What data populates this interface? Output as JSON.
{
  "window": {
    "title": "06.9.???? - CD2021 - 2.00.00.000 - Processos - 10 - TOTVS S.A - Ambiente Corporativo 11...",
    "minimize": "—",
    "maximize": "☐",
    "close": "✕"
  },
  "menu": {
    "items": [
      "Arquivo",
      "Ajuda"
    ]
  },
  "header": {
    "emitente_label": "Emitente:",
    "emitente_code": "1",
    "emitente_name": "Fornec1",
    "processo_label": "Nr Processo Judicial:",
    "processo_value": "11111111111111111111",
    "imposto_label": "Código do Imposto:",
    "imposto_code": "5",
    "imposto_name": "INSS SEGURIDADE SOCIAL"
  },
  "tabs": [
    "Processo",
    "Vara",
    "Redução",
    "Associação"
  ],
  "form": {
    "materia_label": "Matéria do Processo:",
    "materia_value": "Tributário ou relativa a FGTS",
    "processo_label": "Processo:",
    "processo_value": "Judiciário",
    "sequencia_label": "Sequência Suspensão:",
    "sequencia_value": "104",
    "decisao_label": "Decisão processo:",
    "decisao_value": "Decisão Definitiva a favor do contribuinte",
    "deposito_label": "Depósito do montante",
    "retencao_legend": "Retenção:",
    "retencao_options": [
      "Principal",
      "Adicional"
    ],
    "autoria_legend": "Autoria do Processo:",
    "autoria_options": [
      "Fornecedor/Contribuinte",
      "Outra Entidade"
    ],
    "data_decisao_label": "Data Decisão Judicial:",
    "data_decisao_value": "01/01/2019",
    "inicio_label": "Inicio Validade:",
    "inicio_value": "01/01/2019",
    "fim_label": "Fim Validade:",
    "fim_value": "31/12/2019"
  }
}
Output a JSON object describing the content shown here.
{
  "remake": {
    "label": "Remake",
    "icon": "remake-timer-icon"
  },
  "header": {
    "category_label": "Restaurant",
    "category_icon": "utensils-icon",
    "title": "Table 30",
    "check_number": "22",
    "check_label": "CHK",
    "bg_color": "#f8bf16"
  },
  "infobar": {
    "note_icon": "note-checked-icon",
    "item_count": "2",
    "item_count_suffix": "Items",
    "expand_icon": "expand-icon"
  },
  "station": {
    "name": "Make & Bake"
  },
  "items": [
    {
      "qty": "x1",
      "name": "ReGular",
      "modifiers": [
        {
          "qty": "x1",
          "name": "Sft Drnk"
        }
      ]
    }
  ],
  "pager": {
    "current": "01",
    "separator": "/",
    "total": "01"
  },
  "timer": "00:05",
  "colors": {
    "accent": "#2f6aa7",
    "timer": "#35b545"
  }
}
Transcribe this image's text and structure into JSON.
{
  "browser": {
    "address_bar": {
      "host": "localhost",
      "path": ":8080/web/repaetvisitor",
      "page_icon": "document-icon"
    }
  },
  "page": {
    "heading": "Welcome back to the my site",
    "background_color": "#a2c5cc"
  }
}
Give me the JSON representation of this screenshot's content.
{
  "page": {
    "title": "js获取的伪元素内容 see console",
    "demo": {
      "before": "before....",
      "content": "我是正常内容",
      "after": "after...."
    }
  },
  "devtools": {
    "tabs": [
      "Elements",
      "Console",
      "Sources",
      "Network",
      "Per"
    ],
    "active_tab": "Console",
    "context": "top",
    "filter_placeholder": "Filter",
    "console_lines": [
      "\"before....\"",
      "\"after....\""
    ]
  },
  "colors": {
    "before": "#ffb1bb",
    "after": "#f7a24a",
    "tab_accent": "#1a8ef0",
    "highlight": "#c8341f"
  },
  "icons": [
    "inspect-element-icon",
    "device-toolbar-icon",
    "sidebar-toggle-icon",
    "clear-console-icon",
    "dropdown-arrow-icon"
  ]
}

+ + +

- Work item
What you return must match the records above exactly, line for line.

- Answer box
What data populates this interface? Output as JSON.
{
  "window": {
    "title": "06.9.???? - CD2021 - 2.00.00.000 - Processos - 10 - TOTVS S.A - Ambiente Corporativo 11...",
    "minimize": "—",
    "maximize": "☐",
    "close": "✕"
  },
  "menu": {
    "items": [
      "Arquivo",
      "Ajuda"
    ]
  },
  "header": {
    "emitente_label": "Emitente:",
    "emitente_code": "1",
    "emitente_name": "Fornec1",
    "processo_label": "Nr Processo Judicial:",
    "processo_value": "11111111111111111111",
    "imposto_label": "Código do Imposto:",
    "imposto_code": "5",
    "imposto_name": "INSS SEGURIDADE SOCIAL"
  },
  "tabs": [
    "Processo",
    "Vara",
    "Redução",
    "Associação"
  ],
  "form": {
    "materia_label": "Matéria do Processo:",
    "materia_value": "Tributário ou relativa a FGTS",
    "processo_label": "Processo:",
    "processo_value": "Judiciário",
    "sequencia_label": "Sequência Suspensão:",
    "sequencia_value": "104",
    "decisao_label": "Decisão processo:",
    "decisao_value": "Decisão Definitiva a favor do contribuinte",
    "deposito_label": "Depósito do montante",
    "retencao_legend": "Retenção:",
    "retencao_options": [
      "Principal",
      "Adicional"
    ],
    "autoria_legend": "Autoria do Processo:",
    "autoria_options": [
      "Fornecedor/Contribuinte",
      "Outra Entidade"
    ],
    "data_decisao_label": "Data Decisão Judicial:",
    "data_decisao_value": "01/01/2019",
    "inicio_label": "Inicio Validade:",
    "inicio_value": "01/01/2019",
    "fim_label": "Fim Validade:",
    "fim_value": "31/12/2019"
  }
}
Output a JSON object describing the content shown here.
{
  "remake": {
    "label": "Remake",
    "icon": "remake-timer-icon"
  },
  "header": {
    "category_label": "Restaurant",
    "category_icon": "utensils-icon",
    "title": "Table 30",
    "check_number": "22",
    "check_label": "CHK",
    "bg_color": "#f8bf16"
  },
  "infobar": {
    "note_icon": "note-checked-icon",
    "item_count": "2",
    "item_count_suffix": "Items",
    "expand_icon": "expand-icon"
  },
  "station": {
    "name": "Make & Bake"
  },
  "items": [
    {
      "qty": "x1",
      "name": "ReGular",
      "modifiers": [
        {
          "qty": "x1",
          "name": "Sft Drnk"
        }
      ]
    }
  ],
  "pager": {
    "current": "01",
    "separator": "/",
    "total": "01"
  },
  "timer": "00:05",
  "colors": {
    "accent": "#2f6aa7",
    "timer": "#35b545"
  }
}
Transcribe this image's text and structure into JSON.
{
  "browser": {
    "address_bar": {
      "host": "localhost",
      "path": ":8080/web/repaetvisitor",
      "page_icon": "document-icon"
    }
  },
  "page": {
    "heading": "Welcome back to the my site",
    "background_color": "#a2c5cc"
  }
}
Give me the JSON representation of this screenshot's content.
{
  "page": {
    "title": "js获取的伪元素内容 see console",
    "demo": {
      "before": "before....",
      "content": "我是正常内容",
      "after": "after...."
    }
  },
  "devtools": {
    "tabs": [
      "Elements",
      "Console",
      "Sources",
      "Network",
      "Per"
    ],
    "active_tab": "Console",
    "context": "top",
    "filter_placeholder": "Filter",
    "console_lines": [
      "\"before....\"",
      "\"after....\""
    ]
  },
  "colors": {
    "before": "#ffb1bb",
    "after": "#f7a24a",
    "tab_accent": "#1a8ef0",
    "highlight": "#c8341f"
  },
  "icons": [
    "inspect-element-icon",
    "device-toolbar-icon",
    "sidebar-toggle-icon",
    "clear-console-icon",
    "dropdown-arrow-icon"
  ]
}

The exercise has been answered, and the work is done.